Three people, including a suspected gunman, were killed in a shooting in the Canadian province of British Columbia early Monday, police said.
The shooting began around midnight in the Vancouver suburb of Langley and four people, believed to be a male gunman, were shot, police said. Two men were found dead and another man and woman were injured. The woman is being treated in hospital in critical condition.
By the time the shooter was located, police said the victim was injured and officers were pronounced dead at the scene.
“We are still investigating to find out if the gunman acted alone. While the investigation is ongoing, all indications are that no one else was involved and there is no further threat to public safety,” Regional Royal Chief Superintendent Ghalib Bhayani said. The Canadian Mounted Police (RCMP) force said at a press conference.
The shooting took place in at least five different locations throughout the city of Langley and Langley Township.
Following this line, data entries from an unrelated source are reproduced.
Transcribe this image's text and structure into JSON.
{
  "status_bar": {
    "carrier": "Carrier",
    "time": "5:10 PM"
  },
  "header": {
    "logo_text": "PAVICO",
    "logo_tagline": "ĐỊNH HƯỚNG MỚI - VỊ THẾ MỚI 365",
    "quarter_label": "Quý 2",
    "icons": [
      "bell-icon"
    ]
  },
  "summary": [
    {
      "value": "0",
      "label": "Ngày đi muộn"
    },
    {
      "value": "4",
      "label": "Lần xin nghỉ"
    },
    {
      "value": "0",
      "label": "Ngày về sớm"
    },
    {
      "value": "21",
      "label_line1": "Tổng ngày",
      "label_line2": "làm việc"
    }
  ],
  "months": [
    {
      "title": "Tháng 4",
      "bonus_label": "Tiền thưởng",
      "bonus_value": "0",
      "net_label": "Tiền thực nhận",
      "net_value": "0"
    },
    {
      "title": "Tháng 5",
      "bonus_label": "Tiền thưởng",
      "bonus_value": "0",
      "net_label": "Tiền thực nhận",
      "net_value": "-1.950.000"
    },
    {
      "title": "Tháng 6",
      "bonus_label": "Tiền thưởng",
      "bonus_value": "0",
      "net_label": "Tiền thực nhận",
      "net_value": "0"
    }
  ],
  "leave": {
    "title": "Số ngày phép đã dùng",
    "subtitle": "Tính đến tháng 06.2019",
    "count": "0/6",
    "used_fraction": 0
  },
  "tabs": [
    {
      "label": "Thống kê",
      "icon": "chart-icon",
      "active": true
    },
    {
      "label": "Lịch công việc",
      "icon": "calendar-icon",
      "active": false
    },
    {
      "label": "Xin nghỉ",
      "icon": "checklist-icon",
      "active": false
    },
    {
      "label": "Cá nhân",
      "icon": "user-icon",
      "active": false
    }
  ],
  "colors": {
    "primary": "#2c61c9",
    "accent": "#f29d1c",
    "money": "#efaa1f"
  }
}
Police asked the public to evacuate several areas, including the casino parking lot and bus stop.
Authorities issued an emergency alert for multiple shootings involving “transient victims,” leading to suggestions that the victims were homeless.
But Sergeant David Lee of the RCMP’s homicide investigation team said it could not be confirmed that the victims were homeless and officers were still trying to determine if they had any connection to the gunman.
The shooter and the victims have been identified, but police have not released that information.
The alert described the suspect as a white man wearing overalls and a camouflage T-shirt.
A Reuters witness saw two black SUVs similar to those used by police emergency response teams in a ditch near one of the shooting sites. One vehicle had bullet holes in its windshield.
Multiple shootings are much less common in Canada than in the United States. Canada has stricter gun laws than its southern neighbor, although Canadians are allowed to own guns as long as they have a license.
Canada’s worst mass shooting occurred in 2020, when a gunman driving a fake police car shot and killed 13 people and set nine others on fire in Portapic, Nova Scotia.
While Canada’s gun homicide rate is less than one-fifth of the U.S. rate, it is higher than in other wealthy countries and is rising, according to Statistics Canada.
In May, Ottawa introduced legislation to implement a “national freeze” on the sale and purchase of handguns, a week after a gunman killed 19 children and two teachers in Uvalde, Texas.